Former officer-turned researcher at Carleton University, Greg Brown, says 70% of officers are engaging in the act of ‘de-policing’ out of fear of potential backlash online.
Brown, who has 28 years of policing experience, interviewed 3,660 officers for his research, which he is slated to defend as a thesis later this year.
“There is a narrative out their where the public is wanting to hold our police accountable,” says Administrator for the London Police Association, Rick Robson.
“This isn’t necessarily a good thing, as you’re not seeing communication between the public and our police,” he said.
Robson’s greatest concerns are around recent passed bills by government officials.
“You look at something like Bill – 175, well, that was made with very little police input. Other things like the government’s plan to stop carding and street checks, well now nobody is happy with it, whether it be the public or police,” said Robson.
Robson believes the current narrative aids real criminals.
“Some of the groups out their aren’t just pushing for rule changes in policing, but for a total ban of police all together. Well, criminals are very conscientious of the law, so if you make their lives easier, we will dive into chaos,” he said.
An increase in the use of social media has made the job of police officers much more difficult. The invention of smartphones means more opportunity for citizen journalism.
“I think this is partly the sensationalization of holding police accountable, but also wanting the thrill of holding power over authority,” said Assistant Professor of Sociology and Criminology at King’s University, Derek Silva.
“You never see good policing interactions on social media. Often times, it’s short videos of negative police interactions, with little to no context,” he said.
Now Rick Robson says a lack of communication between the public and police can result in misunderstandings during routine stops. Derek Silva says this comes down to the different life experiences that people can have with our police.

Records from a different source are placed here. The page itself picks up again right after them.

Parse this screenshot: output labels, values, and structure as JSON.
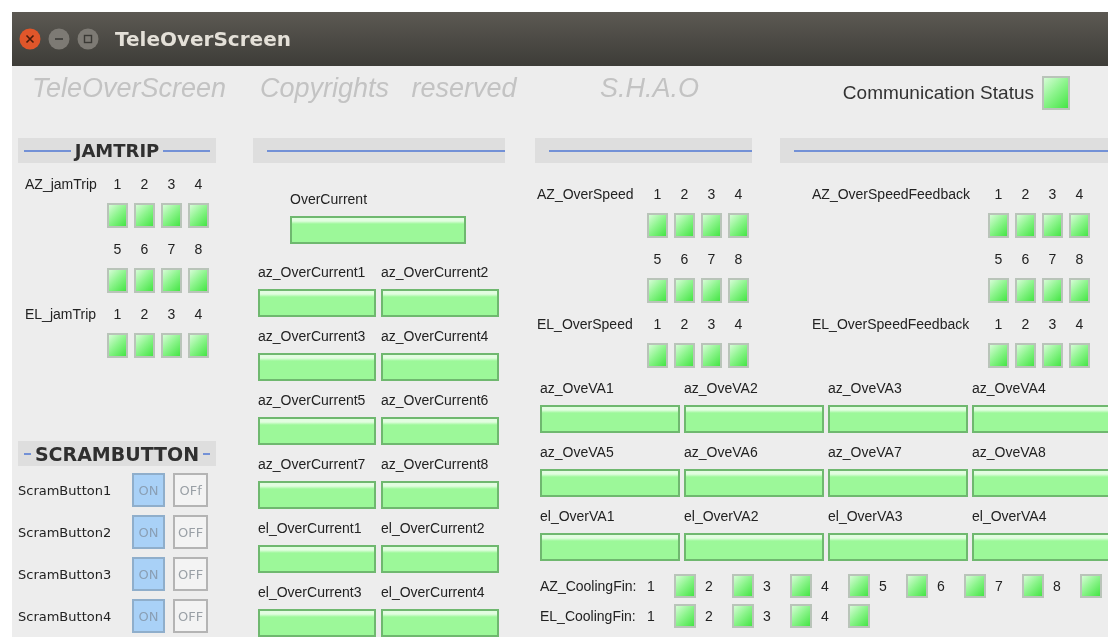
{
  "window": {
    "title": "TeleOverScreen"
  },
  "banner": {
    "app_name": "TeleOverScreen",
    "copyright": "Copyrights   reserved",
    "organization": "S.H.A.O",
    "communication_status": {
      "label": "Communication Status",
      "on": true
    }
  },
  "jamtrip": {
    "title": "JAMTRIP",
    "groups": [
      {
        "label": "AZ_jamTrip",
        "channels": [
          {
            "number": "1",
            "on": true
          },
          {
            "number": "2",
            "on": true
          },
          {
            "number": "3",
            "on": true
          },
          {
            "number": "4",
            "on": true
          },
          {
            "number": "5",
            "on": true
          },
          {
            "number": "6",
            "on": true
          },
          {
            "number": "7",
            "on": true
          },
          {
            "number": "8",
            "on": true
          }
        ]
      },
      {
        "label": "EL_jamTrip",
        "channels": [
          {
            "number": "1",
            "on": true
          },
          {
            "number": "2",
            "on": true
          },
          {
            "number": "3",
            "on": true
          },
          {
            "number": "4",
            "on": true
          }
        ]
      }
    ]
  },
  "scram": {
    "title": "SCRAMBUTTON",
    "rows": [
      {
        "label": "ScramButton1",
        "options": [
          {
            "text": "ON",
            "selected": true
          },
          {
            "text": "OFf",
            "selected": false
          }
        ]
      },
      {
        "label": "ScramButton2",
        "options": [
          {
            "text": "ON",
            "selected": true
          },
          {
            "text": "OFF",
            "selected": false
          }
        ]
      },
      {
        "label": "ScramButton3",
        "options": [
          {
            "text": "ON",
            "selected": true
          },
          {
            "text": "OFF",
            "selected": false
          }
        ]
      },
      {
        "label": "ScramButton4",
        "options": [
          {
            "text": "ON",
            "selected": true
          },
          {
            "text": "OFF",
            "selected": false
          }
        ]
      }
    ]
  },
  "overcurrent": {
    "main": [
      {
        "label": "OverCurrent",
        "on": true
      }
    ],
    "channels": [
      {
        "label": "az_OverCurrent1",
        "on": true
      },
      {
        "label": "az_OverCurrent2",
        "on": true
      },
      {
        "label": "az_OverCurrent3",
        "on": true
      },
      {
        "label": "az_OverCurrent4",
        "on": true
      },
      {
        "label": "az_OverCurrent5",
        "on": true
      },
      {
        "label": "az_OverCurrent6",
        "on": true
      },
      {
        "label": "az_OverCurrent7",
        "on": true
      },
      {
        "label": "az_OverCurrent8",
        "on": true
      },
      {
        "label": "el_OverCurrent1",
        "on": true
      },
      {
        "label": "el_OverCurrent2",
        "on": true
      },
      {
        "label": "el_OverCurrent3",
        "on": true
      },
      {
        "label": "el_OverCurrent4",
        "on": true
      }
    ]
  },
  "overspeed": {
    "groups": [
      {
        "label": "AZ_OverSpeed",
        "channels": [
          {
            "number": "1",
            "on": true
          },
          {
            "number": "2",
            "on": true
          },
          {
            "number": "3",
            "on": true
          },
          {
            "number": "4",
            "on": true
          },
          {
            "number": "5",
            "on": true
          },
          {
            "number": "6",
            "on": true
          },
          {
            "number": "7",
            "on": true
          },
          {
            "number": "8",
            "on": true
          }
        ]
      },
      {
        "label": "EL_OverSpeed",
        "channels": [
          {
            "number": "1",
            "on": true
          },
          {
            "number": "2",
            "on": true
          },
          {
            "number": "3",
            "on": true
          },
          {
            "number": "4",
            "on": true
          }
        ]
      }
    ]
  },
  "overspeed_feedback": {
    "groups": [
      {
        "label": "AZ_OverSpeedFeedback",
        "channels": [
          {
            "number": "1",
            "on": true
          },
          {
            "number": "2",
            "on": true
          },
          {
            "number": "3",
            "on": true
          },
          {
            "number": "4",
            "on": true
          },
          {
            "number": "5",
            "on": true
          },
          {
            "number": "6",
            "on": true
          },
          {
            "number": "7",
            "on": true
          },
          {
            "number": "8",
            "on": true
          }
        ]
      },
      {
        "label": "EL_OverSpeedFeedback",
        "channels": [
          {
            "number": "1",
            "on": true
          },
          {
            "number": "2",
            "on": true
          },
          {
            "number": "3",
            "on": true
          },
          {
            "number": "4",
            "on": true
          }
        ]
      }
    ]
  },
  "voltage": {
    "channels": [
      {
        "label": "az_OveVA1",
        "on": true
      },
      {
        "label": "az_OveVA2",
        "on": true
      },
      {
        "label": "az_OveVA3",
        "on": true
      },
      {
        "label": "az_OveVA4",
        "on": true
      },
      {
        "label": "az_OveVA5",
        "on": true
      },
      {
        "label": "az_OveVA6",
        "on": true
      },
      {
        "label": "az_OveVA7",
        "on": true
      },
      {
        "label": "az_OveVA8",
        "on": true
      },
      {
        "label": "el_OverVA1",
        "on": true
      },
      {
        "label": "el_OverVA2",
        "on": true
      },
      {
        "label": "el_OverVA3",
        "on": true
      },
      {
        "label": "el_OverVA4",
        "on": true
      }
    ]
  },
  "cooling_fins": [
    {
      "label": "AZ_CoolingFin:",
      "channels": [
        {
          "number": "1",
          "on": true
        },
        {
          "number": "2",
          "on": true
        },
        {
          "number": "3",
          "on": true
        },
        {
          "number": "4",
          "on": true
        },
        {
          "number": "5",
          "on": true
        },
        {
          "number": "6",
          "on": true
        },
        {
          "number": "7",
          "on": true
        },
        {
          "number": "8",
          "on": true
        }
      ]
    },
    {
      "label": "EL_CoolingFin:",
      "channels": [
        {
          "number": "1",
          "on": true
        },
        {
          "number": "2",
          "on": true
        },
        {
          "number": "3",
          "on": true
        },
        {
          "number": "4",
          "on": true
        }
      ]
    }
  ]
}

“Even in my own classes, I have students who are profoundly anti-police, while others are blue blooded,” said Silva.
“These people can come from homes where police have been good to them, or come from neighbourhoods that in the past, had trouble with totalitarian policing.”
Silva says he promotes research before reaching a conclusion on policing.
“I always ask my students to make sure they’ve researched the topic extensively, in order to create an informed opinion around our officers.”